HOW TO COMPLETE THIS TASK:
Please retype the entries that follow exactly as they are, leaving the images behind.

[TASK INPUTS — start]

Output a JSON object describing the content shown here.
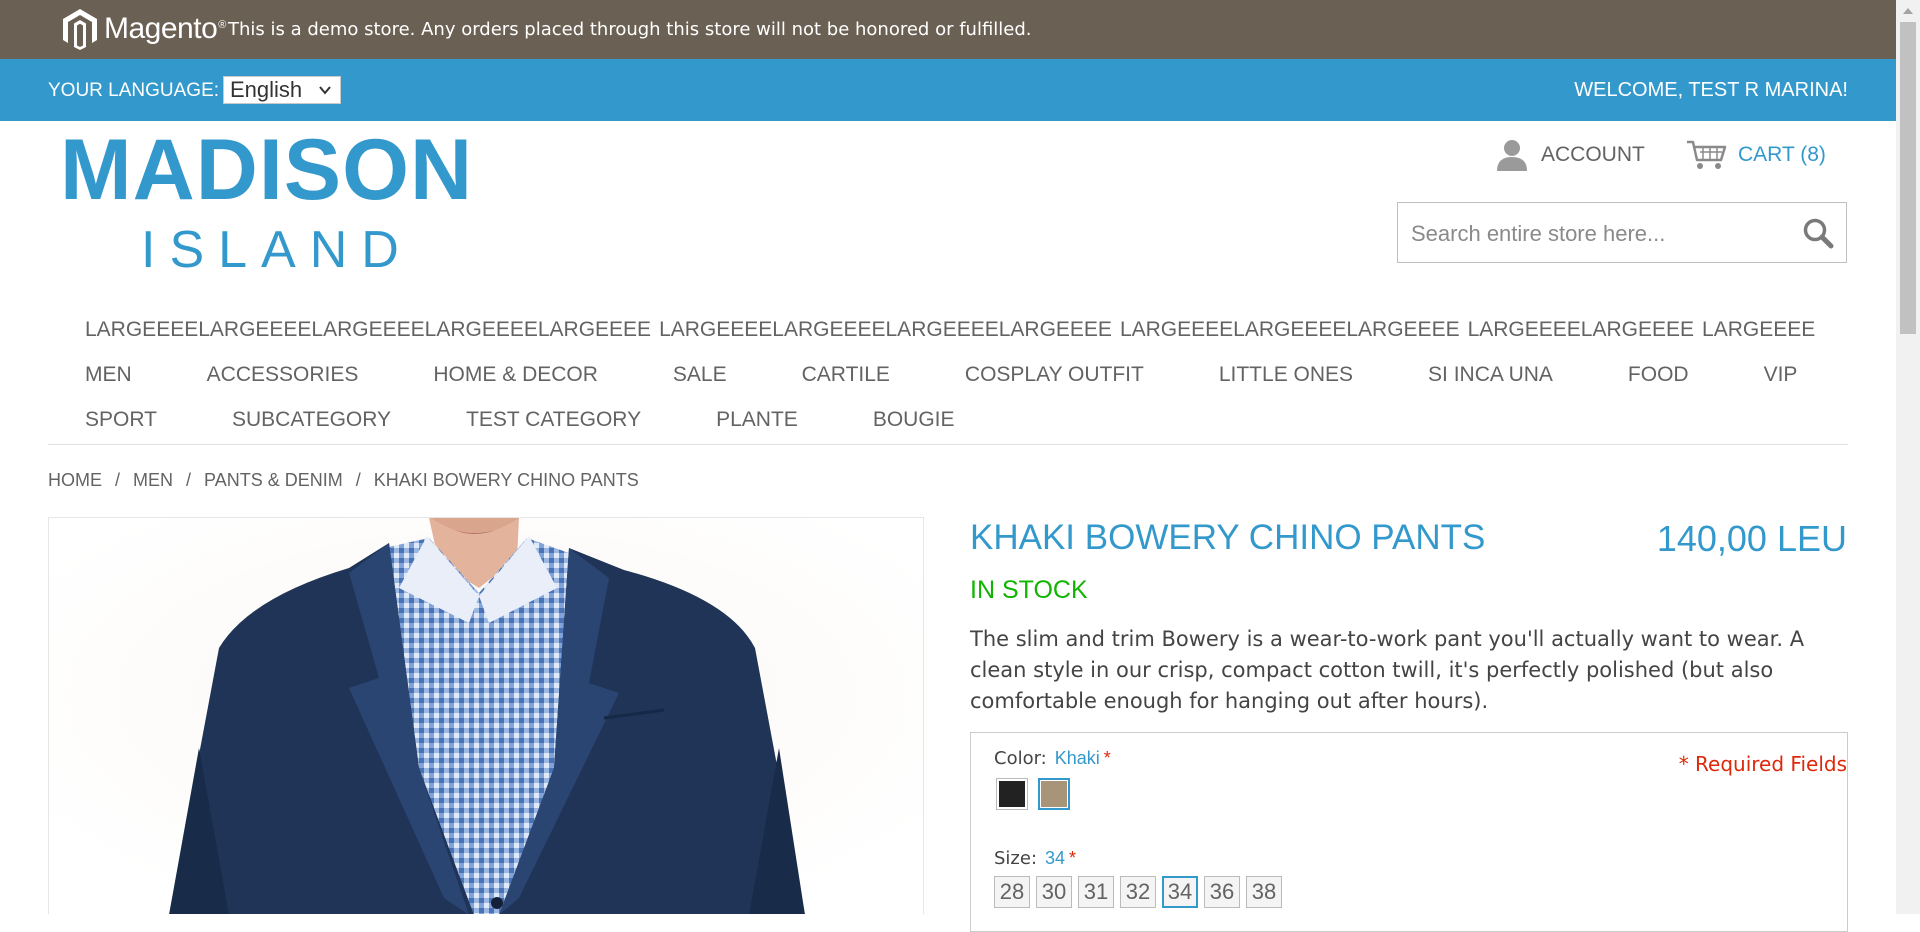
{
  "demo_notice": {
    "logo_text": "Magento",
    "text": "This is a demo store. Any orders placed through this store will not be honored or fulfilled."
  },
  "language_bar": {
    "label": "YOUR LANGUAGE:",
    "selected_language": "English",
    "welcome": "WELCOME, TEST R MARINA!"
  },
  "header": {
    "logo_line1": "MADISON",
    "logo_line2": "ISLAND",
    "account_label": "ACCOUNT",
    "account_icon": "user-icon",
    "cart_label": "CART (8)",
    "cart_icon": "cart-icon",
    "search_placeholder": "Search entire store here...",
    "search_icon": "search-icon"
  },
  "nav": {
    "row1": [
      "LARGEEEELARGEEEELARGEEEELARGEEEELARGEEEE",
      "LARGEEEELARGEEEELARGEEEELARGEEEE",
      "LARGEEEELARGEEEELARGEEEE",
      "LARGEEEELARGEEEE",
      "LARGEEEE"
    ],
    "row2": [
      "MEN",
      "ACCESSORIES",
      "HOME & DECOR",
      "SALE",
      "CARTILE",
      "COSPLAY OUTFIT",
      "LITTLE ONES",
      "SI INCA UNA",
      "FOOD",
      "VIP"
    ],
    "row3": [
      "SPORT",
      "SUBCATEGORY",
      "TEST CATEGORY",
      "PLANTE",
      "BOUGIE"
    ]
  },
  "breadcrumb": [
    "HOME",
    "MEN",
    "PANTS & DENIM",
    "KHAKI BOWERY CHINO PANTS"
  ],
  "breadcrumb_separator": "/",
  "product": {
    "name": "KHAKI BOWERY CHINO PANTS",
    "price": "140,00 LEU",
    "stock": "IN STOCK",
    "description": "The slim and trim Bowery is a wear-to-work pant you'll actually want to wear. A clean style in our crisp, compact cotton twill, it's perfectly polished (but also comfortable enough for hanging out after hours).",
    "options": {
      "required_note": "* Required Fields",
      "color_label": "Color:",
      "color_value": "Khaki",
      "required_star": "*",
      "colors": [
        {
          "name": "Black",
          "hex": "#222222"
        },
        {
          "name": "Khaki",
          "hex": "#a79479"
        }
      ],
      "selected_color": "Khaki",
      "size_label": "Size:",
      "size_value": "34",
      "sizes": [
        "28",
        "30",
        "31",
        "32",
        "34",
        "36",
        "38"
      ],
      "selected_size": "34"
    }
  },
  "colors": {
    "demo_bar": "#6b6054",
    "accent": "#3399cc",
    "in_stock": "#11b400",
    "required": "#df280a"
  }
}
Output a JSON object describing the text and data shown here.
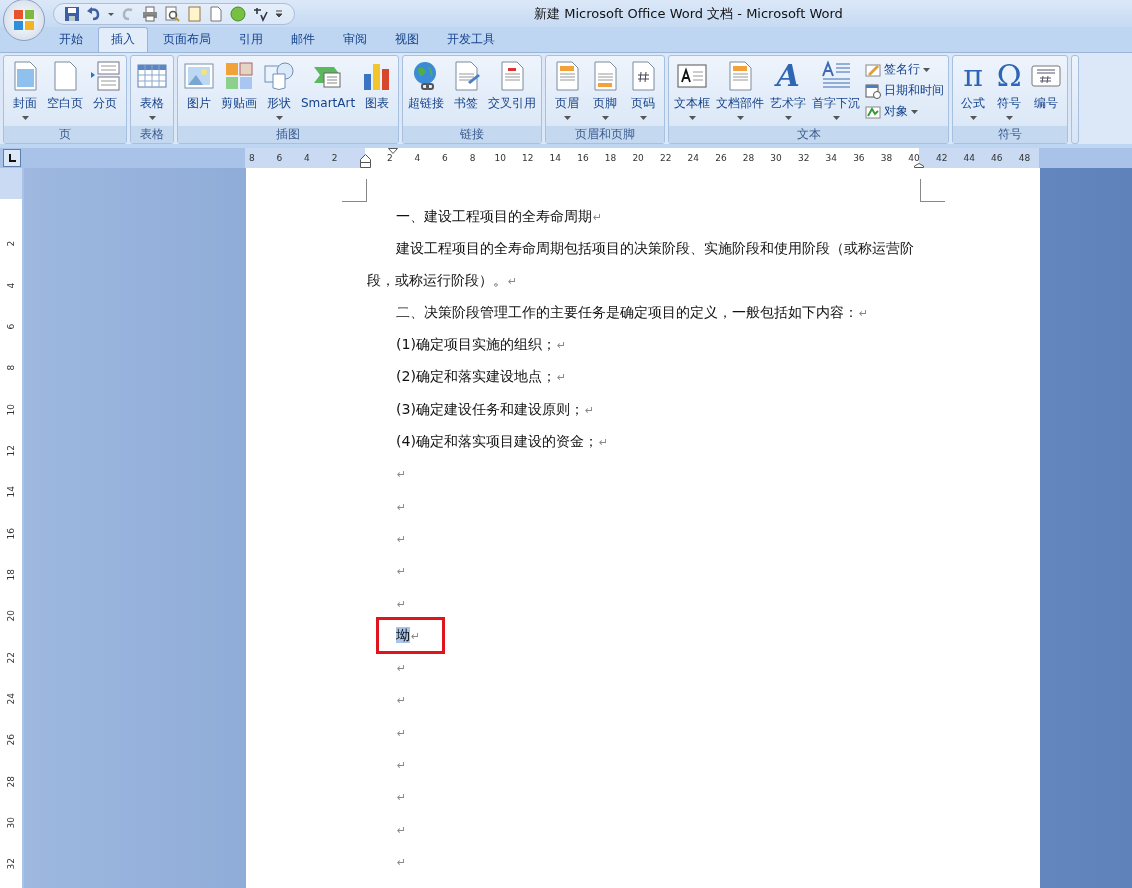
{
  "window": {
    "title": "新建 Microsoft Office Word 文档 - Microsoft Word"
  },
  "tabs": [
    {
      "label": "开始",
      "selected": false
    },
    {
      "label": "插入",
      "selected": true
    },
    {
      "label": "页面布局",
      "selected": false
    },
    {
      "label": "引用",
      "selected": false
    },
    {
      "label": "邮件",
      "selected": false
    },
    {
      "label": "审阅",
      "selected": false
    },
    {
      "label": "视图",
      "selected": false
    },
    {
      "label": "开发工具",
      "selected": false
    }
  ],
  "ribbon_groups": [
    {
      "label": "页",
      "buttons": [
        {
          "label": "封面",
          "dropdown": true
        },
        {
          "label": "空白页",
          "dropdown": false
        },
        {
          "label": "分页",
          "dropdown": false
        }
      ]
    },
    {
      "label": "表格",
      "buttons": [
        {
          "label": "表格",
          "dropdown": true
        }
      ]
    },
    {
      "label": "插图",
      "buttons": [
        {
          "label": "图片",
          "dropdown": false
        },
        {
          "label": "剪贴画",
          "dropdown": false
        },
        {
          "label": "形状",
          "dropdown": true
        },
        {
          "label": "SmartArt",
          "dropdown": false
        },
        {
          "label": "图表",
          "dropdown": false
        }
      ]
    },
    {
      "label": "链接",
      "buttons": [
        {
          "label": "超链接",
          "dropdown": false
        },
        {
          "label": "书签",
          "dropdown": false
        },
        {
          "label": "交叉引用",
          "dropdown": false
        }
      ]
    },
    {
      "label": "页眉和页脚",
      "buttons": [
        {
          "label": "页眉",
          "dropdown": true
        },
        {
          "label": "页脚",
          "dropdown": true
        },
        {
          "label": "页码",
          "dropdown": true
        }
      ]
    },
    {
      "label": "文本",
      "buttons": [
        {
          "label": "文本框",
          "dropdown": true
        },
        {
          "label": "文档部件",
          "dropdown": true
        },
        {
          "label": "艺术字",
          "dropdown": true,
          "glyph": "A"
        },
        {
          "label": "首字下沉",
          "dropdown": true
        }
      ],
      "small_buttons": [
        {
          "label": "签名行",
          "dropdown": true
        },
        {
          "label": "日期和时间",
          "dropdown": false
        },
        {
          "label": "对象",
          "dropdown": true
        }
      ]
    },
    {
      "label": "符号",
      "buttons": [
        {
          "label": "公式",
          "dropdown": true,
          "glyph": "π"
        },
        {
          "label": "符号",
          "dropdown": true,
          "glyph": "Ω"
        },
        {
          "label": "编号",
          "dropdown": false
        }
      ]
    }
  ],
  "ruler": {
    "left_numbers": [
      "8",
      "6",
      "4",
      "2"
    ],
    "right_numbers": [
      "2",
      "4",
      "6",
      "8",
      "10",
      "12",
      "14",
      "16",
      "18",
      "20",
      "22",
      "24",
      "26",
      "28",
      "30",
      "32",
      "34",
      "36",
      "38",
      "40",
      "42",
      "44",
      "46",
      "48"
    ]
  },
  "vertical_ruler": {
    "numbers": [
      "2",
      "4",
      "6",
      "8",
      "10",
      "12",
      "14",
      "16",
      "18",
      "20",
      "22",
      "24",
      "26",
      "28",
      "30",
      "32"
    ]
  },
  "document": {
    "paragraphs": [
      {
        "kind": "text",
        "text": "一、建设工程项目的全寿命周期",
        "mark": "↵",
        "selected": false
      },
      {
        "kind": "text",
        "text": "建设工程项目的全寿命周期包括项目的决策阶段、实施阶段和使用阶段（或称运营阶段，或称运行阶段）。",
        "mark": "↵",
        "selected": false
      },
      {
        "kind": "text",
        "text": "二、决策阶段管理工作的主要任务是确定项目的定义，一般包括如下内容：",
        "mark": "↵",
        "selected": false
      },
      {
        "kind": "text",
        "text": "(1)确定项目实施的组织；",
        "mark": "↵",
        "selected": false
      },
      {
        "kind": "text",
        "text": "(2)确定和落实建设地点；",
        "mark": "↵",
        "selected": false
      },
      {
        "kind": "text",
        "text": "(3)确定建设任务和建设原则；",
        "mark": "↵",
        "selected": false
      },
      {
        "kind": "text",
        "text": "(4)确定和落实项目建设的资金；",
        "mark": "↵",
        "selected": false
      },
      {
        "kind": "empty",
        "mark": "↵",
        "selected": false
      },
      {
        "kind": "empty",
        "mark": "↵",
        "selected": false
      },
      {
        "kind": "empty",
        "mark": "↵",
        "selected": false
      },
      {
        "kind": "empty",
        "mark": "↵",
        "selected": false
      },
      {
        "kind": "empty",
        "mark": "↵",
        "selected": false
      },
      {
        "kind": "text",
        "text": "坳",
        "mark": "↵",
        "selected": true,
        "annotated": true
      },
      {
        "kind": "empty",
        "mark": "↵",
        "selected": false
      },
      {
        "kind": "empty",
        "mark": "↵",
        "selected": false
      },
      {
        "kind": "empty",
        "mark": "↵",
        "selected": false
      },
      {
        "kind": "empty",
        "mark": "↵",
        "selected": false
      },
      {
        "kind": "empty",
        "mark": "↵",
        "selected": false
      },
      {
        "kind": "empty",
        "mark": "↵",
        "selected": false
      },
      {
        "kind": "empty",
        "mark": "↵",
        "selected": false
      }
    ]
  }
}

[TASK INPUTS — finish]

ANSWER BOX:
Output a JSON object describing the content shown here.
{
  "demo_notice": {
    "logo_text": "Magento",
    "text": "This is a demo store. Any orders placed through this store will not be honored or fulfilled."
  },
  "language_bar": {
    "label": "YOUR LANGUAGE:",
    "selected_language": "English",
    "welcome": "WELCOME, TEST R MARINA!"
  },
  "header": {
    "logo_line1": "MADISON",
    "logo_line2": "ISLAND",
    "account_label": "ACCOUNT",
    "account_icon": "user-icon",
    "cart_label": "CART (8)",
    "cart_icon": "cart-icon",
    "search_placeholder": "Search entire store here...",
    "search_icon": "search-icon"
  },
  "nav": {
    "row1": [
      "LARGEEEELARGEEEELARGEEEELARGEEEELARGEEEE",
      "LARGEEEELARGEEEELARGEEEELARGEEEE",
      "LARGEEEELARGEEEELARGEEEE",
      "LARGEEEELARGEEEE",
      "LARGEEEE"
    ],
    "row2": [
      "MEN",
      "ACCESSORIES",
      "HOME & DECOR",
      "SALE",
      "CARTILE",
      "COSPLAY OUTFIT",
      "LITTLE ONES",
      "SI INCA UNA",
      "FOOD",
      "VIP"
    ],
    "row3": [
      "SPORT",
      "SUBCATEGORY",
      "TEST CATEGORY",
      "PLANTE",
      "BOUGIE"
    ]
  },
  "breadcrumb": [
    "HOME",
    "MEN",
    "PANTS & DENIM",
    "KHAKI BOWERY CHINO PANTS"
  ],
  "breadcrumb_separator": "/",
  "product": {
    "name": "KHAKI BOWERY CHINO PANTS",
    "price": "140,00 LEU",
    "stock": "IN STOCK",
    "description": "The slim and trim Bowery is a wear-to-work pant you'll actually want to wear. A clean style in our crisp, compact cotton twill, it's perfectly polished (but also comfortable enough for hanging out after hours).",
    "options": {
      "required_note": "* Required Fields",
      "color_label": "Color:",
      "color_value": "Khaki",
      "required_star": "*",
      "colors": [
        {
          "name": "Black",
          "hex": "#222222"
        },
        {
          "name": "Khaki",
          "hex": "#a79479"
        }
      ],
      "selected_color": "Khaki",
      "size_label": "Size:",
      "size_value": "34",
      "sizes": [
        "28",
        "30",
        "31",
        "32",
        "34",
        "36",
        "38"
      ],
      "selected_size": "34"
    }
  },
  "colors": {
    "demo_bar": "#6b6054",
    "accent": "#3399cc",
    "in_stock": "#11b400",
    "required": "#df280a"
  }
}
Output a JSON object describing the text and data shown here.
{
  "window": {
    "title": "新建 Microsoft Office Word 文档 - Microsoft Word"
  },
  "tabs": [
    {
      "label": "开始",
      "selected": false
    },
    {
      "label": "插入",
      "selected": true
    },
    {
      "label": "页面布局",
      "selected": false
    },
    {
      "label": "引用",
      "selected": false
    },
    {
      "label": "邮件",
      "selected": false
    },
    {
      "label": "审阅",
      "selected": false
    },
    {
      "label": "视图",
      "selected": false
    },
    {
      "label": "开发工具",
      "selected": false
    }
  ],
  "ribbon_groups": [
    {
      "label": "页",
      "buttons": [
        {
          "label": "封面",
          "dropdown": true
        },
        {
          "label": "空白页",
          "dropdown": false
        },
        {
          "label": "分页",
          "dropdown": false
        }
      ]
    },
    {
      "label": "表格",
      "buttons": [
        {
          "label": "表格",
          "dropdown": true
        }
      ]
    },
    {
      "label": "插图",
      "buttons": [
        {
          "label": "图片",
          "dropdown": false
        },
        {
          "label": "剪贴画",
          "dropdown": false
        },
        {
          "label": "形状",
          "dropdown": true
        },
        {
          "label": "SmartArt",
          "dropdown": false
        },
        {
          "label": "图表",
          "dropdown": false
        }
      ]
    },
    {
      "label": "链接",
      "buttons": [
        {
          "label": "超链接",
          "dropdown": false
        },
        {
          "label": "书签",
          "dropdown": false
        },
        {
          "label": "交叉引用",
          "dropdown": false
        }
      ]
    },
    {
      "label": "页眉和页脚",
      "buttons": [
        {
          "label": "页眉",
          "dropdown": true
        },
        {
          "label": "页脚",
          "dropdown": true
        },
        {
          "label": "页码",
          "dropdown": true
        }
      ]
    },
    {
      "label": "文本",
      "buttons": [
        {
          "label": "文本框",
          "dropdown": true
        },
        {
          "label": "文档部件",
          "dropdown": true
        },
        {
          "label": "艺术字",
          "dropdown": true,
          "glyph": "A"
        },
        {
          "label": "首字下沉",
          "dropdown": true
        }
      ],
      "small_buttons": [
        {
          "label": "签名行",
          "dropdown": true
        },
        {
          "label": "日期和时间",
          "dropdown": false
        },
        {
          "label": "对象",
          "dropdown": true
        }
      ]
    },
    {
      "label": "符号",
      "buttons": [
        {
          "label": "公式",
          "dropdown": true,
          "glyph": "π"
        },
        {
          "label": "符号",
          "dropdown": true,
          "glyph": "Ω"
        },
        {
          "label": "编号",
          "dropdown": false
        }
      ]
    }
  ],
  "ruler": {
    "left_numbers": [
      "8",
      "6",
      "4",
      "2"
    ],
    "right_numbers": [
      "2",
      "4",
      "6",
      "8",
      "10",
      "12",
      "14",
      "16",
      "18",
      "20",
      "22",
      "24",
      "26",
      "28",
      "30",
      "32",
      "34",
      "36",
      "38",
      "40",
      "42",
      "44",
      "46",
      "48"
    ]
  },
  "vertical_ruler": {
    "numbers": [
      "2",
      "4",
      "6",
      "8",
      "10",
      "12",
      "14",
      "16",
      "18",
      "20",
      "22",
      "24",
      "26",
      "28",
      "30",
      "32"
    ]
  },
  "document": {
    "paragraphs": [
      {
        "kind": "text",
        "text": "一、建设工程项目的全寿命周期",
        "mark": "↵",
        "selected": false
      },
      {
        "kind": "text",
        "text": "建设工程项目的全寿命周期包括项目的决策阶段、实施阶段和使用阶段（或称运营阶段，或称运行阶段）。",
        "mark": "↵",
        "selected": false
      },
      {
        "kind": "text",
        "text": "二、决策阶段管理工作的主要任务是确定项目的定义，一般包括如下内容：",
        "mark": "↵",
        "selected": false
      },
      {
        "kind": "text",
        "text": "(1)确定项目实施的组织；",
        "mark": "↵",
        "selected": false
      },
      {
        "kind": "text",
        "text": "(2)确定和落实建设地点；",
        "mark": "↵",
        "selected": false
      },
      {
        "kind": "text",
        "text": "(3)确定建设任务和建设原则；",
        "mark": "↵",
        "selected": false
      },
      {
        "kind": "text",
        "text": "(4)确定和落实项目建设的资金；",
        "mark": "↵",
        "selected": false
      },
      {
        "kind": "empty",
        "mark": "↵",
        "selected": false
      },
      {
        "kind": "empty",
        "mark": "↵",
        "selected": false
      },
      {
        "kind": "empty",
        "mark": "↵",
        "selected": false
      },
      {
        "kind": "empty",
        "mark": "↵",
        "selected": false
      },
      {
        "kind": "empty",
        "mark": "↵",
        "selected": false
      },
      {
        "kind": "text",
        "text": "坳",
        "mark": "↵",
        "selected": true,
        "annotated": true
      },
      {
        "kind": "empty",
        "mark": "↵",
        "selected": false
      },
      {
        "kind": "empty",
        "mark": "↵",
        "selected": false
      },
      {
        "kind": "empty",
        "mark": "↵",
        "selected": false
      },
      {
        "kind": "empty",
        "mark": "↵",
        "selected": false
      },
      {
        "kind": "empty",
        "mark": "↵",
        "selected": false
      },
      {
        "kind": "empty",
        "mark": "↵",
        "selected": false
      },
      {
        "kind": "empty",
        "mark": "↵",
        "selected": false
      }
    ]
  }
}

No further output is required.